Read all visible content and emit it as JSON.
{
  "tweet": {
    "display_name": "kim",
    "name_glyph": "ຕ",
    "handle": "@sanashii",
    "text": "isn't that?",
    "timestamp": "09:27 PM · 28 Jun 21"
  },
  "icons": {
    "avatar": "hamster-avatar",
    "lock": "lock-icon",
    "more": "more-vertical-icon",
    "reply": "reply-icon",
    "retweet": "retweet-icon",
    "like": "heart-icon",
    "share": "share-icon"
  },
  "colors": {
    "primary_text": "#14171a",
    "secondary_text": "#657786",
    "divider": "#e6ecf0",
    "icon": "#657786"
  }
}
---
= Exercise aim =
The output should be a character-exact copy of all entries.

= Finished exercise =
Read all visible content and emit it as JSON.
{
  "tweet": {
    "display_name": "kim",
    "name_glyph": "ຕ",
    "handle": "@sanashii",
    "text": "isn't that?",
    "timestamp": "09:27 PM · 28 Jun 21"
  },
  "icons": {
    "avatar": "hamster-avatar",
    "lock": "lock-icon",
    "more": "more-vertical-icon",
    "reply": "reply-icon",
    "retweet": "retweet-icon",
    "like": "heart-icon",
    "share": "share-icon"
  },
  "colors": {
    "primary_text": "#14171a",
    "secondary_text": "#657786",
    "divider": "#e6ecf0",
    "icon": "#657786"
  }
}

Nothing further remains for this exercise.